Work item:
Check every line of the entries below for the word "quote", then give only the number of lines that have it.

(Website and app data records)
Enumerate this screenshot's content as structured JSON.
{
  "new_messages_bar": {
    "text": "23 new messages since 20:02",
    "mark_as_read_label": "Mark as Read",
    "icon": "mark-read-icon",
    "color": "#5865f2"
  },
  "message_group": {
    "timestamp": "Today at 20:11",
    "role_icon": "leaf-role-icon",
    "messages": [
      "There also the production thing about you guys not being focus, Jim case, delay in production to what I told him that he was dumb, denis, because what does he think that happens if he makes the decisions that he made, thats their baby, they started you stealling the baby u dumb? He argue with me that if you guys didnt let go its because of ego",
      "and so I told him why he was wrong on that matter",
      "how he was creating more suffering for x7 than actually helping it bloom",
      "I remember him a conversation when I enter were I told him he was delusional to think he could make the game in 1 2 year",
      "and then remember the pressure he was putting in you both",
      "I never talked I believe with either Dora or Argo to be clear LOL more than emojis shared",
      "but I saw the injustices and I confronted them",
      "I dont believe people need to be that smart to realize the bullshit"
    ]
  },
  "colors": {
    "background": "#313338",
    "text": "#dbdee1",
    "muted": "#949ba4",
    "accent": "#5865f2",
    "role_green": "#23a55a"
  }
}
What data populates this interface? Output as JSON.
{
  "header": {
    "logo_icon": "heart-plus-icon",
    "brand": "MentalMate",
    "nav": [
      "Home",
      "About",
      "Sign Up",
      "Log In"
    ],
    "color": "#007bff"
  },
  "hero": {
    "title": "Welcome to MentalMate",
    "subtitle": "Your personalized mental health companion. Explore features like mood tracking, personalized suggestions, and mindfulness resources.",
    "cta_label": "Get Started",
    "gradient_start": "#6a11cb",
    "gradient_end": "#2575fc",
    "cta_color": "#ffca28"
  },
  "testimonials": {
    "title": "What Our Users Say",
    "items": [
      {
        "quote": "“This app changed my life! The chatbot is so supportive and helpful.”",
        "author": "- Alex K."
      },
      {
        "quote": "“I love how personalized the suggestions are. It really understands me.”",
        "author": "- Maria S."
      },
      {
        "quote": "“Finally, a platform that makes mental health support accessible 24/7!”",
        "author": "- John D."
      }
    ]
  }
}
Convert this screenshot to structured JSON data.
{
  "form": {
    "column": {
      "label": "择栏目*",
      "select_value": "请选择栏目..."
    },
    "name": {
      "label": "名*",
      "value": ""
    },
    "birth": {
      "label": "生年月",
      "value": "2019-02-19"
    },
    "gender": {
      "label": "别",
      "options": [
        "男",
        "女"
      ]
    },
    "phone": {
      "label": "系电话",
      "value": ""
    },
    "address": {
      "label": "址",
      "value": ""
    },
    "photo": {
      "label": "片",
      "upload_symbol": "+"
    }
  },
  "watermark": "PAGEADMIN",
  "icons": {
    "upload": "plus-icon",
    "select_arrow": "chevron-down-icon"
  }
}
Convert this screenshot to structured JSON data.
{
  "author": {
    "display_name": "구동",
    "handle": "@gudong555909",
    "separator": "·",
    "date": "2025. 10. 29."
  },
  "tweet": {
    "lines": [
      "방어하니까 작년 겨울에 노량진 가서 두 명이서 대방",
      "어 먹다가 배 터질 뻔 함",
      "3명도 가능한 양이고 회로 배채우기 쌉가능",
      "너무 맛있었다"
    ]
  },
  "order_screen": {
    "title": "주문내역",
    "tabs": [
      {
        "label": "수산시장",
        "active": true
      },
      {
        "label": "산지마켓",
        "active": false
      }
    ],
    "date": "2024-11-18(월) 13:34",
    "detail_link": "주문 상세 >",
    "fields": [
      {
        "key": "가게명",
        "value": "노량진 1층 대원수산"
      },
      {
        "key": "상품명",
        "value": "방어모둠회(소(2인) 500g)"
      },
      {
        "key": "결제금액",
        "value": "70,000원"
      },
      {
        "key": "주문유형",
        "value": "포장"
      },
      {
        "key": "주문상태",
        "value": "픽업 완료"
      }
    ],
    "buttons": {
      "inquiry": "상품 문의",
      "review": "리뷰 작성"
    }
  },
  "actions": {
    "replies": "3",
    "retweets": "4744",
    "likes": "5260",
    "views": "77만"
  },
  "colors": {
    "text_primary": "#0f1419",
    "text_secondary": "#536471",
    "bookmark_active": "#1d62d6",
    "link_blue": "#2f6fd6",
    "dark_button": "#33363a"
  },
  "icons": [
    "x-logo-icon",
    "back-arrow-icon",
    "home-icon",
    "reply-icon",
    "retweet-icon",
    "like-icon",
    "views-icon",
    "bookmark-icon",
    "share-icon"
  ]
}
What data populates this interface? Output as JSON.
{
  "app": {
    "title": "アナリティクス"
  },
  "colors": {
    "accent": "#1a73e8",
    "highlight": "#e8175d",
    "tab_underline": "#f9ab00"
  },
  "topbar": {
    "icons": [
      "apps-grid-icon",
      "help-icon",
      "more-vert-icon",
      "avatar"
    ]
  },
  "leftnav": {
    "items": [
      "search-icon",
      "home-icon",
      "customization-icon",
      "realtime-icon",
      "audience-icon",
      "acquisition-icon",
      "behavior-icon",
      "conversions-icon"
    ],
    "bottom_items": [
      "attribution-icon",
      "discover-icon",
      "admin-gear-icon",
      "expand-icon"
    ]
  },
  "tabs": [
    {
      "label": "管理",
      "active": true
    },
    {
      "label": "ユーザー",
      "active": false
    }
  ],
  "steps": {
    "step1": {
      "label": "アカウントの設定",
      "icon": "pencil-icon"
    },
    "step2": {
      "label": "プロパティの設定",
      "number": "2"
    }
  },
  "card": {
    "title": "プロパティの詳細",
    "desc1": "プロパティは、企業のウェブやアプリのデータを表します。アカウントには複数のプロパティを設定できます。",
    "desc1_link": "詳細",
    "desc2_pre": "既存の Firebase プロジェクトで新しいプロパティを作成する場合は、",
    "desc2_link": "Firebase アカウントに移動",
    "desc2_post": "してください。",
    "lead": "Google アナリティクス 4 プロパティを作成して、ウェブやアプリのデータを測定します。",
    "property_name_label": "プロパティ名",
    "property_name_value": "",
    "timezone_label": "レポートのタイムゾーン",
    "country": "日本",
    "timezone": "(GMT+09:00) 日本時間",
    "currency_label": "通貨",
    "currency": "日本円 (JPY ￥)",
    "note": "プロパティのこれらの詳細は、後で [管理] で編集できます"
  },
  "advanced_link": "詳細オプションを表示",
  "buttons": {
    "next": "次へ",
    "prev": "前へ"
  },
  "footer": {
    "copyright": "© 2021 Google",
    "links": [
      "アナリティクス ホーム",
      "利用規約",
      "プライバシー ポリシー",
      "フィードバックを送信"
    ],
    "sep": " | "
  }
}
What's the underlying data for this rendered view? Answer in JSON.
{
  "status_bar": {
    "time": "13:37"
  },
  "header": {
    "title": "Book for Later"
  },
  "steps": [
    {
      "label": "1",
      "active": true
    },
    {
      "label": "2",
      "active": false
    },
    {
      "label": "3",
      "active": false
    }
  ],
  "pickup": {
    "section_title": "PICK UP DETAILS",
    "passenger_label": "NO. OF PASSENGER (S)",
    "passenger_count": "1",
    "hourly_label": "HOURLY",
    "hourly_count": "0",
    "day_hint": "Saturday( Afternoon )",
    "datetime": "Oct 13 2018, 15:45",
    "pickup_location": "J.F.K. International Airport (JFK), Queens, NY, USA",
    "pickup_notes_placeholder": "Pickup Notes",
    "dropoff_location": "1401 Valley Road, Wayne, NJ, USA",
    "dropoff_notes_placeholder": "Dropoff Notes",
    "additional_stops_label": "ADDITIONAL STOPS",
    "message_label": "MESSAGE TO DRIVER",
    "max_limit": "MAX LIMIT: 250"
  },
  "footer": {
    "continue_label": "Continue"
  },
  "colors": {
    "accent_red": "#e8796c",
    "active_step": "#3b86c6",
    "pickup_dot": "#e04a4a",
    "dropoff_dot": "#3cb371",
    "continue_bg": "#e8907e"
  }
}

Written response:
3